Youth in foster care are less likely to graduate from high school than their peers, and those who do complete high school are less likely to enroll in post-secondary education than their peers.[18] As these youth transition out of foster care and enter adulthood, they often face long odds in the labor market. They tend to have greater difficulty finding employment and when they are employed, tend to have lower earnings that youth in the general population.[19]

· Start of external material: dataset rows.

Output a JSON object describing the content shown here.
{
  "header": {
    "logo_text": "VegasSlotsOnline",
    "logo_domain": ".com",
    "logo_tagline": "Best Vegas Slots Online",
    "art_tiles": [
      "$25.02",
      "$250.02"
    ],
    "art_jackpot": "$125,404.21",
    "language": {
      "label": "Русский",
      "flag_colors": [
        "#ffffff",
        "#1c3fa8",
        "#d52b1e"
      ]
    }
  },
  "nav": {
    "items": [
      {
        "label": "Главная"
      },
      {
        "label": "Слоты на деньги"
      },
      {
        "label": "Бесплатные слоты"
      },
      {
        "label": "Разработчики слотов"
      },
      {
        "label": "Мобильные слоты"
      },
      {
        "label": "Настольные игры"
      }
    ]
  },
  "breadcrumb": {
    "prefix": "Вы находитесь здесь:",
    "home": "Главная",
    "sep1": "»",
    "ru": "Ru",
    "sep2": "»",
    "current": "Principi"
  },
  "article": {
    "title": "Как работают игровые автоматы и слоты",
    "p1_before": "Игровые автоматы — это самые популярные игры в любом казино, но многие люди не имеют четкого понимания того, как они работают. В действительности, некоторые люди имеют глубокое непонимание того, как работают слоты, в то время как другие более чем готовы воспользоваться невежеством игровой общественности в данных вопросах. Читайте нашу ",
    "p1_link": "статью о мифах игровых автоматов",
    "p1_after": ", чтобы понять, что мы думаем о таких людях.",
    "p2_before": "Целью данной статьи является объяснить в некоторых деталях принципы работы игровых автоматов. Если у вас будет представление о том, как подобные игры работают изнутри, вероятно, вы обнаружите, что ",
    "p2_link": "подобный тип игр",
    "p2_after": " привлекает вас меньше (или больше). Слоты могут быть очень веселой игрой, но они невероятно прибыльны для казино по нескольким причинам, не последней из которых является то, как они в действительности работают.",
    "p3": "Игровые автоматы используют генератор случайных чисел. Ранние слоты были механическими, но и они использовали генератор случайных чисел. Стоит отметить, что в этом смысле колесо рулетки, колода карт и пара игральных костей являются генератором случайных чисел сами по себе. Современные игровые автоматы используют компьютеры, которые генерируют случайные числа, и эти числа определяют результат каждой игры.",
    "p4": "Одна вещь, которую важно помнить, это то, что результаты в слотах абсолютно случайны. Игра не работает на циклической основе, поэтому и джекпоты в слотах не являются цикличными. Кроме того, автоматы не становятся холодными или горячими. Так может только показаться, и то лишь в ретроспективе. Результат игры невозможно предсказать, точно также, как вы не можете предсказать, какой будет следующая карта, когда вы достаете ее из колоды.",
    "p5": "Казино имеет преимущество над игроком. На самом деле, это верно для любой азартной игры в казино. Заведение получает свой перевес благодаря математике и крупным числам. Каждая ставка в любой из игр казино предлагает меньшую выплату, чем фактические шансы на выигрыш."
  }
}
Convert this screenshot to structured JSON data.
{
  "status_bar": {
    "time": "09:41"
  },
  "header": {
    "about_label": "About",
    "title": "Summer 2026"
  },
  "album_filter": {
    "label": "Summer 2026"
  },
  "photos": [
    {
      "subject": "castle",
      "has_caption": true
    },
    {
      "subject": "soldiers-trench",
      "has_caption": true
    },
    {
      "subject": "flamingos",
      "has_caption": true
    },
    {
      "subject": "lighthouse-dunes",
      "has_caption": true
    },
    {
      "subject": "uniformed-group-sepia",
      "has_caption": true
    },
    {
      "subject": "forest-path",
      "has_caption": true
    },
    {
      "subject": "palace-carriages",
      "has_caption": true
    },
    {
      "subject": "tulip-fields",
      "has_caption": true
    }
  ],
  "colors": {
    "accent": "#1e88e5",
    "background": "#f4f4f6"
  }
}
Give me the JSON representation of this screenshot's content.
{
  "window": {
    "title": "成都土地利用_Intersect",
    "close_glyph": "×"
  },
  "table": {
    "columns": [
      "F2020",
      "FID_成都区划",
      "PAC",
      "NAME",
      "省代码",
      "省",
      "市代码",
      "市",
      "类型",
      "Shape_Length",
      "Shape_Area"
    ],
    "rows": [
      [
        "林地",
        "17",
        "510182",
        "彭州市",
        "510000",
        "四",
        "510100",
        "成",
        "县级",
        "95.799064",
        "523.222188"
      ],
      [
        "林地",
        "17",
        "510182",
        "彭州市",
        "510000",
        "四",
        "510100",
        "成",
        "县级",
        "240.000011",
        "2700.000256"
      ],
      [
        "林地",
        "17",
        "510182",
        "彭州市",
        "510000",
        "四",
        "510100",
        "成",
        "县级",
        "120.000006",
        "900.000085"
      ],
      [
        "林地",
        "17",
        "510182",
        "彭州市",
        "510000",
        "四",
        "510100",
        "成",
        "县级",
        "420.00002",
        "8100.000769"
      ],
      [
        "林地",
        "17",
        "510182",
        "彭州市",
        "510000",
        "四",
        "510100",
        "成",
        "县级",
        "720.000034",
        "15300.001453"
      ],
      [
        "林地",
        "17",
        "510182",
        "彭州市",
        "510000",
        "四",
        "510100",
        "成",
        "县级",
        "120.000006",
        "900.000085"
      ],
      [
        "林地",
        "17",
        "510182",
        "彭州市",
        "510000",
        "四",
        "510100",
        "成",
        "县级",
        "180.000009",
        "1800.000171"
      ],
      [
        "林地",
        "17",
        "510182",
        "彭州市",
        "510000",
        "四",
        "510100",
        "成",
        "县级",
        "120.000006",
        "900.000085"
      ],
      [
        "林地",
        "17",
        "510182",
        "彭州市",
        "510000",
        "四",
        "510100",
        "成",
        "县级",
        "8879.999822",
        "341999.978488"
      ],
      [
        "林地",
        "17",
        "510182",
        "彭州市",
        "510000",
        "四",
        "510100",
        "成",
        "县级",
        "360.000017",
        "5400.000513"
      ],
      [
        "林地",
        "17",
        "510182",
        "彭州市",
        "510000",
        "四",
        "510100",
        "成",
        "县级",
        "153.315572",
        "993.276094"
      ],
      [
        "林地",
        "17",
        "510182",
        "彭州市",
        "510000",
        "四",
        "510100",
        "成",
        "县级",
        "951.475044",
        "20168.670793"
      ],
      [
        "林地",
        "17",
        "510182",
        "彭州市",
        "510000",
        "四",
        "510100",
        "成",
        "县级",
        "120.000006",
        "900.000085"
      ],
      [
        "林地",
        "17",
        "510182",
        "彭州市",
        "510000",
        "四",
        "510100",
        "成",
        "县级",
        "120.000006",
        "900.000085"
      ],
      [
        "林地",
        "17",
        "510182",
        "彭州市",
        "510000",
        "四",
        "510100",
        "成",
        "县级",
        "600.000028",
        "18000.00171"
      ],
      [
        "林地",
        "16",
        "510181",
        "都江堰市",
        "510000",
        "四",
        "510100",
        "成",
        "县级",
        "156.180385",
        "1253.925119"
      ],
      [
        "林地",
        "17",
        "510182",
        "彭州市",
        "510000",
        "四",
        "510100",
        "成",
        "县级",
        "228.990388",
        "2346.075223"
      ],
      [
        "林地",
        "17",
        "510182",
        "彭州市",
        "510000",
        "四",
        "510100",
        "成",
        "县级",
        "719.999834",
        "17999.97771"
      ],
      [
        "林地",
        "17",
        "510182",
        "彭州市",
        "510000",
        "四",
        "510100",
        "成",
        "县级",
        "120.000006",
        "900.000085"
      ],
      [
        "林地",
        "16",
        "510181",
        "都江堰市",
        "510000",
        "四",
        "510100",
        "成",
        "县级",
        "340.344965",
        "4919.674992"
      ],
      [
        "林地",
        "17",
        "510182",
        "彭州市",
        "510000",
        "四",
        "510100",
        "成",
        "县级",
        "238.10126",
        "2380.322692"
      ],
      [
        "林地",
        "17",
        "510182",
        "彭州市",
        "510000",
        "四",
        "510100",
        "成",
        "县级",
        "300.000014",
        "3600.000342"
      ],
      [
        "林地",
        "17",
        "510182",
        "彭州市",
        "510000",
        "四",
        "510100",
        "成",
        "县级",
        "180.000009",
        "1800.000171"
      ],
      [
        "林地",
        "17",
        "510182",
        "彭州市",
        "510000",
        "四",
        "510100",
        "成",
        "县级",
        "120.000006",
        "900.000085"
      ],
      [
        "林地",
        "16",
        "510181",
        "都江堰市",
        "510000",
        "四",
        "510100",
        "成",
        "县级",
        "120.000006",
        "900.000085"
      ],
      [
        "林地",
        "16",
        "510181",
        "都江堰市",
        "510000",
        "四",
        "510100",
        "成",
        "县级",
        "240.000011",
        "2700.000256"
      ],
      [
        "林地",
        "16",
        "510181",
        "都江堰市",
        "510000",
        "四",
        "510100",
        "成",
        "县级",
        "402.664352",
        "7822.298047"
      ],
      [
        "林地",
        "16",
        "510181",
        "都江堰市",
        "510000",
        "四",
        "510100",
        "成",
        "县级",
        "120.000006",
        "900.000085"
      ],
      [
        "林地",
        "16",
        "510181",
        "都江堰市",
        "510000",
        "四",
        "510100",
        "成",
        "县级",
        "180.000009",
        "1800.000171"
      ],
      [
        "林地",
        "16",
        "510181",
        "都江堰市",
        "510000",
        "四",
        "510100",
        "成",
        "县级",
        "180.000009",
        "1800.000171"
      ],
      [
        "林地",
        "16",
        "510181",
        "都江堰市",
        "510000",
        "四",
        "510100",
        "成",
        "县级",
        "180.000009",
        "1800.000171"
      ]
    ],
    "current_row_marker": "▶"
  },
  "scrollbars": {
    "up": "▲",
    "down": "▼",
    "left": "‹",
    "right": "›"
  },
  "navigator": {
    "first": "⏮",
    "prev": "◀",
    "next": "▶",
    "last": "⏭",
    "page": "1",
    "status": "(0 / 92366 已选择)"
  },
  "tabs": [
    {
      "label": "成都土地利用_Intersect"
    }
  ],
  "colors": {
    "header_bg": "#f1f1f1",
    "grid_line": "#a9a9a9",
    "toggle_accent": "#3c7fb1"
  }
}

[1] “Youth and Work: Restoring Teen and Young Adult Connections to Opportunity” (PDF). The Annie E. Casey Foundation (2014). [2] One in Seven: Ranking Youth Disconnection in the 25 largest Metro Areas. (2012). Measure of America. Measure of America. org. [3] Besharov, D.J., & Gardiner, K.N. (1998) Preventing Youthful Disconnectedness. Children and Youth Services Review. [4] Belfield, C.R. Levin, H.M., and Rosen, R. (2012). The Economic Value of Opportunity Youth. Washington, DC. Civic Enterprises. [5] Reference 2 [6] Ibid. [7] Ibid. [8] Ibid. [9] Chris Chapman et al., Trends in High School Dropout and Completion Rates in the United States: 1972-2009, Department of Education, National Center for Education Statistics, 2011. [10] Reference 2 [11] Ibid. [12] Brett V. Brown and Carol Emig, “Prevalence, Patterns, and Outcomes,” in America’s Disconnected Youth: Toward a Preventative Strategy. (1999). Washington, DC: AEI Press. [13] Henry, M., Cortes, A., Shivij, A., and Buck, K. (2014) Annual Homeless Assessment Report to Congress. Washington, DC: U.S. Department of Housing and Urban Development. [14] Education for Homeless Children and Youth Consolidated State Performance Report Data: School Years 2010-11 and 2013-14. Washington, DC: U.S. Department of Education.[15] Moore, J. (Undated). Unaccompanied and Homeless Youth: Review of Literature (1995-2005). Washington, DC: National Center for Homeless Education. [16] Ibid. [17] Dion, R., Dworsky, A., Kauff, J., & Kleinman, R. (2014). Housing for youth aging out of foster care. Prepared for U.S. Department of Housing and Urban Development, Office of Policy and Research. Washington, DC.[18] Frerer, K. Sosenko, L.D., and Henke, R.R. (2013). At Greater Risk: California Foster Youth and the Path from High School to College. San Francisco, CA: Stuart Foundation. [19] Macomber, J. et al. (2008). Coming of Age Employment Outcomes for Youth Who Age Out of Foster Care Through Their Middle Twenties. Washington, DC: Urban Institute.